“When citizens do get involved they can win on issues regardless of party, regardless of lobbyists, and regardless of special interests,” Carroll said. “I think it’s important for people to know that their participation is absolutely critical for democracy and that it actually matters.”
Carroll is candid in her writing, speaking in layman’s terms about her experiences at the Capitol and what she wishes she would have known before she took office.
“I managed to go through public school, political science for undergrad, law school, and run for office and not know most of what’s in this book,” she said.
Carroll, who was a state Representative before she was elected to the Colorado Senate in 2008, wrote that she had never met her legislators before she ran for office.
“To be honest, it never occurred to me to try,” she wrote. “I didn’t know them and assumed they would only meet with people they already knew or who were more ‘important’ than me … My assumption was that ‘other people’ had those meetings, not people like me. I was wrong.”
In her 200-page book, she encourages residents to meet with the lawmakers who represent them and offers tips on the best ways to effectively contact your legislator. Carroll also provides sample emails and telephone scripts, and the book includes chapters about advocacy for youth under 18 and for busy people.
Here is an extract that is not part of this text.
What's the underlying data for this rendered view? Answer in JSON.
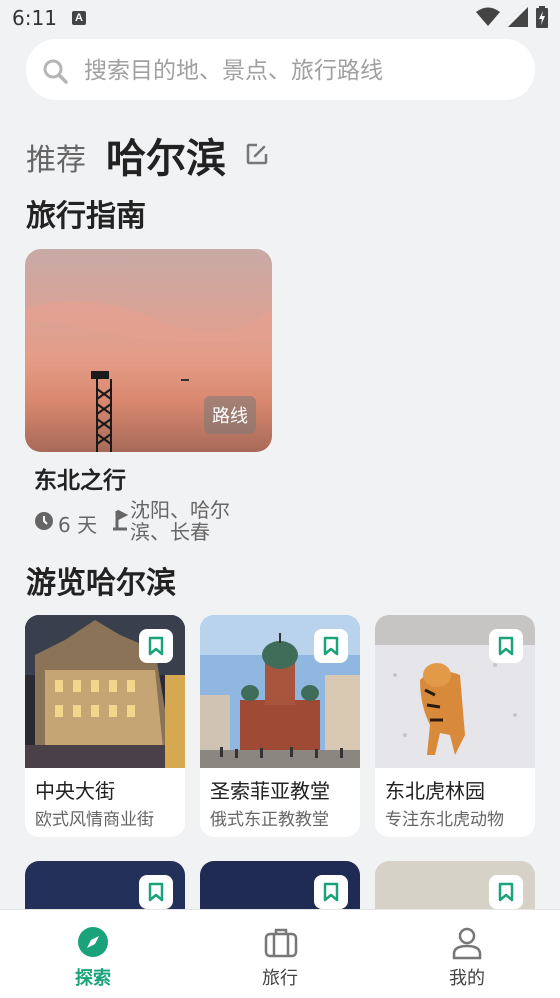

The book is also peppered with vignettes about everyday residents who have helped champion and change laws, as well as people like Rep. Rhonda Fields, D-Aurora, who became lawmakers after seeing problems with laws first-hand.
Carroll said there’s one lesson she hopes readers take away from her book.
“I want them to know that their participation is vital and that it actually matters and it makes a difference in the outcome,” she said. “The big picture is just to let people know it’s not futile.”
Reach reporter Sara Castellanos at 720-449-9036 or firstname.lastname@example.org.
State Sen. Morgan Carroll, D-Aurora, will be hosting a book signing at the Tattered Cover on East Colfax Avenue at 7:30 p.m. on Feb. 10 at 2526 E. Colfax Ave., Denver.
The book can be purchased at bookstores or online at Amazon.com.
State senator publishes book
From her press release:
Sen. Morgan Carroll, D-Aurora, has published her first book, “Take Back Your Government: A Citizen’s Guide to Grassroots Change” through Fulcrum Publishing and is now available online and in bookstores across the country.
This book is a practical, non-partisan, practical “how-to” guide for citizen’s to know how to most effectively participate to make and change laws and public policy at the state level and includes, tips, checklists, resources, samples and stories from actual citizens who have changed laws.
“I wrote this book because despite studying political science and getting a law degree at no point did I feel like I was ever taught the basic real-world tools about how to actually impact the system. I realized that most other people were in the same position. This book is written with inside information I have learned to help de-mystify the legislative process and given citizens their birthright keys to the capitol to make sure government is working for them,” Carroll said.
“After seven years in the legislature it is painfully clear to me that the only real check-and-balance to the influence of lobbyists and special interests in the legislature is when people participate and everyone has a right to know how to be effective in shaping their own government and their own state.”
Senadora Morgan Carroll publica su primer libro
El Comercio de Colorado
|Credito Foto: (Foto/Gofg)|
|DE ARCHIVO | La Senadora estatal, Morgan Carroll durante un evento en Aurora.|